Saudi Arabia has continued to deport Myanmar’s Rohingya Muslims to Bangladesh, reports Middle East Eye.
The London-based news portal has pointed out that the Gulf kingdom is doing so despite calls from the United Nations to give members of the stateless minority refuge there.
Footage sent to the portal on Friday showed Rohingyas who had been detained indefinitely by Saudi Arabia for several years, handcuffed and en route to Jeddah airport.
The detained Rohingyas can be seen on a bus in the middle of the Saudi desert, alongside other detainees of the Shumaisi detention centre, set for deportation, said the Middle East Eye.
MEE could not confirm whether the other detainees inside the bus were also Rohingyas.
Last month, it added, UN special rapporteur Yanghee Lee condemned Saudi Arabia for deporting 13 Rohingyas refugees to Bangladesh.
During a press conference in Bangladesh, Lee reportedly urged Riyadh to offer the stateless Rohingyas sanctuary, instead of sending them to a third country.
“India and Saudi Arabia must ensure that Rohingyas within their borders are protected and that their status as refugees, unable to return to Myanmar, is recognised,” Lee was quoted to have said, after a 10-day visit to the Rohingya refugee camps in southern Bangladesh.
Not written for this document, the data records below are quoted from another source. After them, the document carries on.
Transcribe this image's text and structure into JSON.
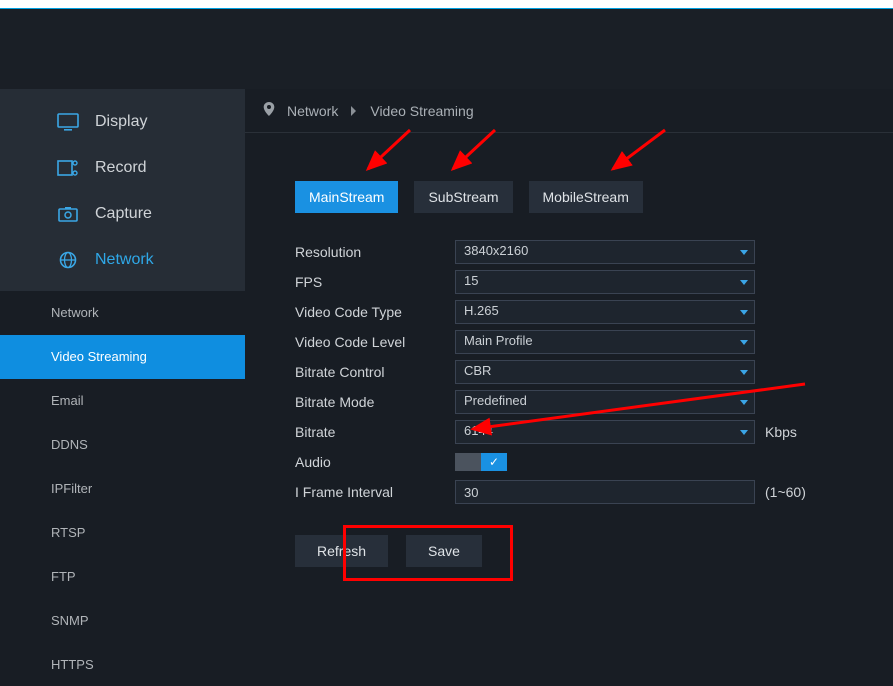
{
  "sidebar": {
    "main": [
      {
        "label": "Display",
        "icon": "display"
      },
      {
        "label": "Record",
        "icon": "record"
      },
      {
        "label": "Capture",
        "icon": "capture"
      },
      {
        "label": "Network",
        "icon": "network",
        "active": true
      }
    ],
    "sub": [
      {
        "label": "Network"
      },
      {
        "label": "Video Streaming",
        "active": true
      },
      {
        "label": "Email"
      },
      {
        "label": "DDNS"
      },
      {
        "label": "IPFilter"
      },
      {
        "label": "RTSP"
      },
      {
        "label": "FTP"
      },
      {
        "label": "SNMP"
      },
      {
        "label": "HTTPS"
      }
    ]
  },
  "breadcrumb": {
    "root": "Network",
    "leaf": "Video Streaming"
  },
  "tabs": [
    {
      "label": "MainStream",
      "active": true
    },
    {
      "label": "SubStream"
    },
    {
      "label": "MobileStream"
    }
  ],
  "fields": {
    "resolution": {
      "label": "Resolution",
      "value": "3840x2160"
    },
    "fps": {
      "label": "FPS",
      "value": "15"
    },
    "codetype": {
      "label": "Video Code Type",
      "value": "H.265"
    },
    "codelevel": {
      "label": "Video Code Level",
      "value": "Main Profile"
    },
    "bitctrl": {
      "label": "Bitrate Control",
      "value": "CBR"
    },
    "bitmode": {
      "label": "Bitrate Mode",
      "value": "Predefined"
    },
    "bitrate": {
      "label": "Bitrate",
      "value": "6144",
      "unit": "Kbps"
    },
    "audio": {
      "label": "Audio",
      "on": true
    },
    "iframe": {
      "label": "I Frame Interval",
      "value": "30",
      "hint": "(1~60)"
    }
  },
  "buttons": {
    "refresh": "Refresh",
    "save": "Save"
  }
}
She also criticised the Bangladeshi government for imprisoning 13 Rohingya men last year, following their forced deportation to Bangladesh by Saudi Arabia, despite coming from Myanmar.
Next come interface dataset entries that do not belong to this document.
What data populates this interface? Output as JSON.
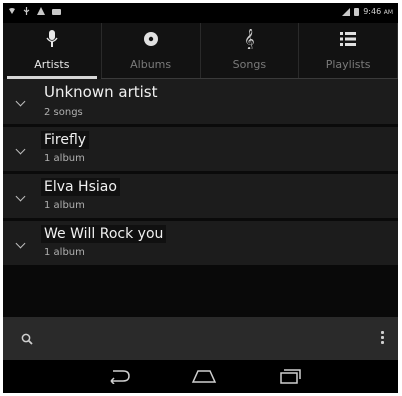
{
  "status_bar": {
    "time": "9:46",
    "time_suffix": "AM",
    "left_icons": [
      "wifi-icon",
      "usb-icon",
      "warning-icon",
      "photo-icon"
    ],
    "right_icons": [
      "signal-icon",
      "battery-icon"
    ]
  },
  "tabs": [
    {
      "label": "Artists",
      "icon": "microphone-icon",
      "active": true
    },
    {
      "label": "Albums",
      "icon": "disc-icon",
      "active": false
    },
    {
      "label": "Songs",
      "icon": "treble-clef-icon",
      "active": false
    },
    {
      "label": "Playlists",
      "icon": "list-icon",
      "active": false
    }
  ],
  "artists": [
    {
      "name": "Unknown artist",
      "detail": "2 songs"
    },
    {
      "name": "Firefly",
      "detail": "1 album"
    },
    {
      "name": "Elva Hsiao",
      "detail": "1 album"
    },
    {
      "name": "We Will Rock you",
      "detail": "1 album"
    }
  ],
  "bottom_bar": {
    "left_icon": "search-icon",
    "right_icon": "overflow-menu-icon"
  },
  "nav_bar": {
    "buttons": [
      "back-icon",
      "home-icon",
      "recent-apps-icon"
    ]
  },
  "colors": {
    "background": "#0a0a0a",
    "row": "#1c1c1c",
    "active_tab_indicator": "#d6d6d6"
  }
}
“The fair trial rights of these men should be fully upheld, and authorities must recall that this group also fled persecution in Myanmar.”Passports via forged documents
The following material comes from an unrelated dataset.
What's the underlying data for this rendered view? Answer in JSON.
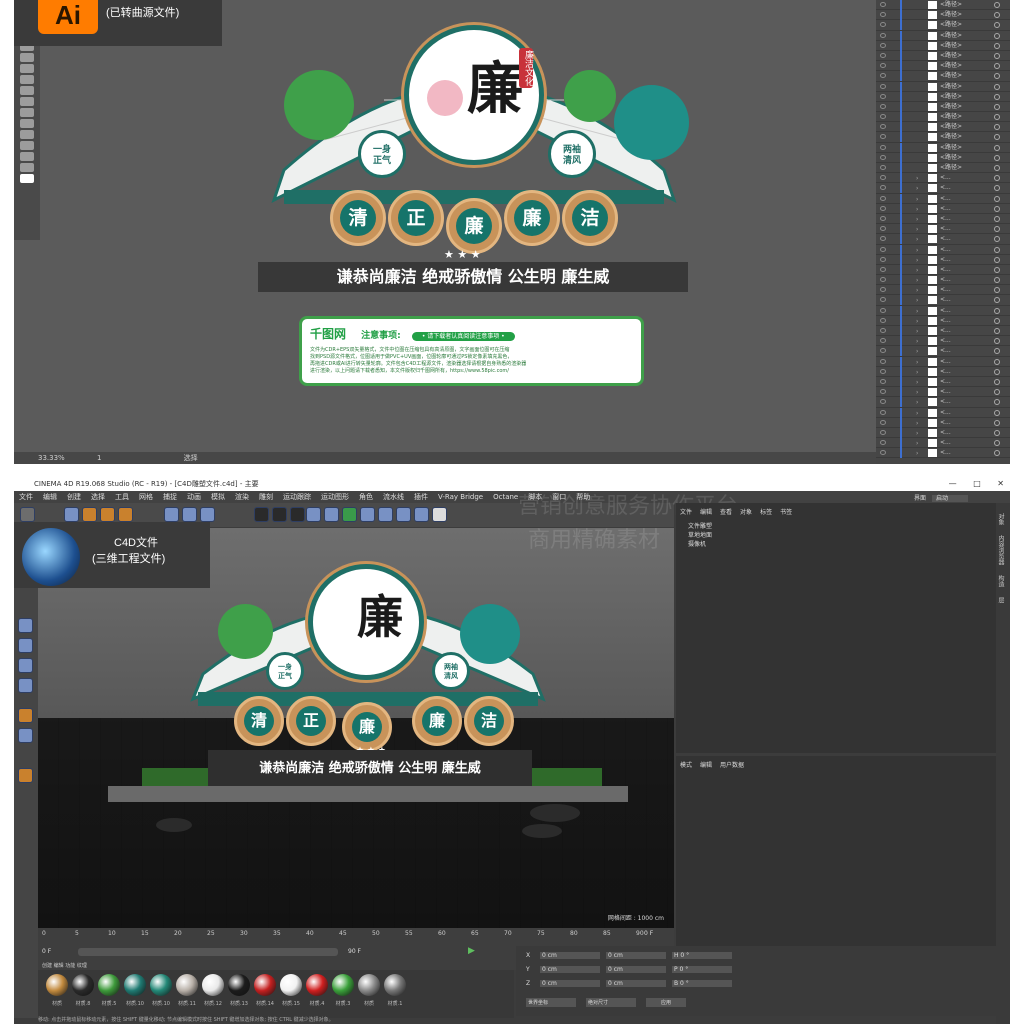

Middle East Eye quoted human rights groups and activists as saying that hundreds of Rohingyas had been detained indefinitely by Saudi Arabia.
Scores of them have resorted to obtaining passports from people smugglers, often via forged documents, following Myanmar’s ban on members of their community obtaining Burmese passports, the MEE report said.
It mentioned that many Rohingyas locked up in the Shumaisi detention centre came to Saudi Arabia on Bangladeshi passports, while others entered on passports from different South Asian countries, including Bhutan, India, Pakistan and Nepal.
Upon arrival, the refugees are said to have their fingerprints taken and registered to the passport they used upon entry.
This, according to MEE, means scores of Rohingyas have been registered on passports obtained via fake documents.